WHAT TO WORK ON: Give each entry back by retyping it exactly as written.

⁂

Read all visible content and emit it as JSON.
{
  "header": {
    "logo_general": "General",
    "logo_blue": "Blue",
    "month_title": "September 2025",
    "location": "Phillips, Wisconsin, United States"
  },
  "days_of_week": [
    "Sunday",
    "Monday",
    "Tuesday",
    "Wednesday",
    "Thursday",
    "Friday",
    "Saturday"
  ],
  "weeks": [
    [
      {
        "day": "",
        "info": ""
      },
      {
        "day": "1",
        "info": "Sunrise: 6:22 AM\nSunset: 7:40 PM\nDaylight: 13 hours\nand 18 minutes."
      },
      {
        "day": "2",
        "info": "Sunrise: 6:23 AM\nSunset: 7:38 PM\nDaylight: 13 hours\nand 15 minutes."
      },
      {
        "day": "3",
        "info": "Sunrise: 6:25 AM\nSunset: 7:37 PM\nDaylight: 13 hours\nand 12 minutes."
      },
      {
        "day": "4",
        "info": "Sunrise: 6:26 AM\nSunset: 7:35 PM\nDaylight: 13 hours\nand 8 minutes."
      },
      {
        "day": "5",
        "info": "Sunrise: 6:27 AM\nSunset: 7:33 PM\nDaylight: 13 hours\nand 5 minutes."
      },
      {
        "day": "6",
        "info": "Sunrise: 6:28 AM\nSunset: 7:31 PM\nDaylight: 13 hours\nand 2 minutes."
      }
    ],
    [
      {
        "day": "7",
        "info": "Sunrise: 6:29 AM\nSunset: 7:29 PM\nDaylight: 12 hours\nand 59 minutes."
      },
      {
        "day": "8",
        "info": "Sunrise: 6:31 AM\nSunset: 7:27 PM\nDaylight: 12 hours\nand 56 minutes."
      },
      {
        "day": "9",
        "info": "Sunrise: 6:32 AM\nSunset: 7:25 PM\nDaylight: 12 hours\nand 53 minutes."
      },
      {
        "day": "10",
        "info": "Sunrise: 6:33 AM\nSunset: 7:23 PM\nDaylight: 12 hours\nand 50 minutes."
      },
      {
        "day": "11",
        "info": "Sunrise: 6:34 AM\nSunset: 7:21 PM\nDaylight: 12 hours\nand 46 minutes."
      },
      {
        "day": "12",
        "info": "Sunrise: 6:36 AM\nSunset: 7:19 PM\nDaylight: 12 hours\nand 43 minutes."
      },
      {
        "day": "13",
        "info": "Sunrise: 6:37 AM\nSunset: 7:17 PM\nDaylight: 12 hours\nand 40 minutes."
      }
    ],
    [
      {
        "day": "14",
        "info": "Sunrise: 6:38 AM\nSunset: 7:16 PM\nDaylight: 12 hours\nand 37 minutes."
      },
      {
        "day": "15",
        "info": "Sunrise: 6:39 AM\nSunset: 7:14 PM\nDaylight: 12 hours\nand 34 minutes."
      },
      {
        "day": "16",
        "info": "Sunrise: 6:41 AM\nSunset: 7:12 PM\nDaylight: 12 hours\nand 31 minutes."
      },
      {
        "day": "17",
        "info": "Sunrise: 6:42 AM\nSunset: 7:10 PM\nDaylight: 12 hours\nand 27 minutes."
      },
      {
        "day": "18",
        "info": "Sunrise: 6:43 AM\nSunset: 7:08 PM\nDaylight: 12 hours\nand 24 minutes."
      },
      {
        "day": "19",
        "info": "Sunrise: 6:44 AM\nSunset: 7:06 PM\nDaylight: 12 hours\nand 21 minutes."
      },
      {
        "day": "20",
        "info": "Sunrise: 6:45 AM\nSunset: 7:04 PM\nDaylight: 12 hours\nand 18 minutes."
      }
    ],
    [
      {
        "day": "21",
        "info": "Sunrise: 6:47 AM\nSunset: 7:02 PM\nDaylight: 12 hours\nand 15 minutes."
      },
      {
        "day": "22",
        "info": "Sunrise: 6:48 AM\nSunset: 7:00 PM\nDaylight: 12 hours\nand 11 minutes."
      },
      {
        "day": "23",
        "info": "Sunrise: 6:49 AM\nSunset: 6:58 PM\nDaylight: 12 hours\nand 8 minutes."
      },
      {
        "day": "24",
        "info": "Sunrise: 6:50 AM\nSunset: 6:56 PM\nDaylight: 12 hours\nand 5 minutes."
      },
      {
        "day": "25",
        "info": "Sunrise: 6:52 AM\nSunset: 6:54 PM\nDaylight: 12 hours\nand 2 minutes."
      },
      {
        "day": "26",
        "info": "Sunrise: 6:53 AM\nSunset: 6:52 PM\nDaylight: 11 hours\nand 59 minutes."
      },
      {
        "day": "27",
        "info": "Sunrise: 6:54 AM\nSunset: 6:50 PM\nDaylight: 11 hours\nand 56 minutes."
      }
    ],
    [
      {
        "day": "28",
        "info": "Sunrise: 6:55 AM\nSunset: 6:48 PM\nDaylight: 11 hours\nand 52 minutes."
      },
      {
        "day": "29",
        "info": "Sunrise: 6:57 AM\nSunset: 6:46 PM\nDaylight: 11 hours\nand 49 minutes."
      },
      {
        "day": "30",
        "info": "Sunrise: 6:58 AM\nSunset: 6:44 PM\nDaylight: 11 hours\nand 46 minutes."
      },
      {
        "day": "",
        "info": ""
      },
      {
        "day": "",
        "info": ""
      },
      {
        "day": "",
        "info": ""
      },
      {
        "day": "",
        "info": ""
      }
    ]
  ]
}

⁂

SOLVED PROBLEM:
Read all visible content and emit it as JSON.
{
  "header": {
    "logo_general": "General",
    "logo_blue": "Blue",
    "month_title": "September 2025",
    "location": "Phillips, Wisconsin, United States"
  },
  "days_of_week": [
    "Sunday",
    "Monday",
    "Tuesday",
    "Wednesday",
    "Thursday",
    "Friday",
    "Saturday"
  ],
  "weeks": [
    [
      {
        "day": "",
        "info": ""
      },
      {
        "day": "1",
        "info": "Sunrise: 6:22 AM\nSunset: 7:40 PM\nDaylight: 13 hours\nand 18 minutes."
      },
      {
        "day": "2",
        "info": "Sunrise: 6:23 AM\nSunset: 7:38 PM\nDaylight: 13 hours\nand 15 minutes."
      },
      {
        "day": "3",
        "info": "Sunrise: 6:25 AM\nSunset: 7:37 PM\nDaylight: 13 hours\nand 12 minutes."
      },
      {
        "day": "4",
        "info": "Sunrise: 6:26 AM\nSunset: 7:35 PM\nDaylight: 13 hours\nand 8 minutes."
      },
      {
        "day": "5",
        "info": "Sunrise: 6:27 AM\nSunset: 7:33 PM\nDaylight: 13 hours\nand 5 minutes."
      },
      {
        "day": "6",
        "info": "Sunrise: 6:28 AM\nSunset: 7:31 PM\nDaylight: 13 hours\nand 2 minutes."
      }
    ],
    [
      {
        "day": "7",
        "info": "Sunrise: 6:29 AM\nSunset: 7:29 PM\nDaylight: 12 hours\nand 59 minutes."
      },
      {
        "day": "8",
        "info": "Sunrise: 6:31 AM\nSunset: 7:27 PM\nDaylight: 12 hours\nand 56 minutes."
      },
      {
        "day": "9",
        "info": "Sunrise: 6:32 AM\nSunset: 7:25 PM\nDaylight: 12 hours\nand 53 minutes."
      },
      {
        "day": "10",
        "info": "Sunrise: 6:33 AM\nSunset: 7:23 PM\nDaylight: 12 hours\nand 50 minutes."
      },
      {
        "day": "11",
        "info": "Sunrise: 6:34 AM\nSunset: 7:21 PM\nDaylight: 12 hours\nand 46 minutes."
      },
      {
        "day": "12",
        "info": "Sunrise: 6:36 AM\nSunset: 7:19 PM\nDaylight: 12 hours\nand 43 minutes."
      },
      {
        "day": "13",
        "info": "Sunrise: 6:37 AM\nSunset: 7:17 PM\nDaylight: 12 hours\nand 40 minutes."
      }
    ],
    [
      {
        "day": "14",
        "info": "Sunrise: 6:38 AM\nSunset: 7:16 PM\nDaylight: 12 hours\nand 37 minutes."
      },
      {
        "day": "15",
        "info": "Sunrise: 6:39 AM\nSunset: 7:14 PM\nDaylight: 12 hours\nand 34 minutes."
      },
      {
        "day": "16",
        "info": "Sunrise: 6:41 AM\nSunset: 7:12 PM\nDaylight: 12 hours\nand 31 minutes."
      },
      {
        "day": "17",
        "info": "Sunrise: 6:42 AM\nSunset: 7:10 PM\nDaylight: 12 hours\nand 27 minutes."
      },
      {
        "day": "18",
        "info": "Sunrise: 6:43 AM\nSunset: 7:08 PM\nDaylight: 12 hours\nand 24 minutes."
      },
      {
        "day": "19",
        "info": "Sunrise: 6:44 AM\nSunset: 7:06 PM\nDaylight: 12 hours\nand 21 minutes."
      },
      {
        "day": "20",
        "info": "Sunrise: 6:45 AM\nSunset: 7:04 PM\nDaylight: 12 hours\nand 18 minutes."
      }
    ],
    [
      {
        "day": "21",
        "info": "Sunrise: 6:47 AM\nSunset: 7:02 PM\nDaylight: 12 hours\nand 15 minutes."
      },
      {
        "day": "22",
        "info": "Sunrise: 6:48 AM\nSunset: 7:00 PM\nDaylight: 12 hours\nand 11 minutes."
      },
      {
        "day": "23",
        "info": "Sunrise: 6:49 AM\nSunset: 6:58 PM\nDaylight: 12 hours\nand 8 minutes."
      },
      {
        "day": "24",
        "info": "Sunrise: 6:50 AM\nSunset: 6:56 PM\nDaylight: 12 hours\nand 5 minutes."
      },
      {
        "day": "25",
        "info": "Sunrise: 6:52 AM\nSunset: 6:54 PM\nDaylight: 12 hours\nand 2 minutes."
      },
      {
        "day": "26",
        "info": "Sunrise: 6:53 AM\nSunset: 6:52 PM\nDaylight: 11 hours\nand 59 minutes."
      },
      {
        "day": "27",
        "info": "Sunrise: 6:54 AM\nSunset: 6:50 PM\nDaylight: 11 hours\nand 56 minutes."
      }
    ],
    [
      {
        "day": "28",
        "info": "Sunrise: 6:55 AM\nSunset: 6:48 PM\nDaylight: 11 hours\nand 52 minutes."
      },
      {
        "day": "29",
        "info": "Sunrise: 6:57 AM\nSunset: 6:46 PM\nDaylight: 11 hours\nand 49 minutes."
      },
      {
        "day": "30",
        "info": "Sunrise: 6:58 AM\nSunset: 6:44 PM\nDaylight: 11 hours\nand 46 minutes."
      },
      {
        "day": "",
        "info": ""
      },
      {
        "day": "",
        "info": ""
      },
      {
        "day": "",
        "info": ""
      },
      {
        "day": "",
        "info": ""
      }
    ]
  ]
}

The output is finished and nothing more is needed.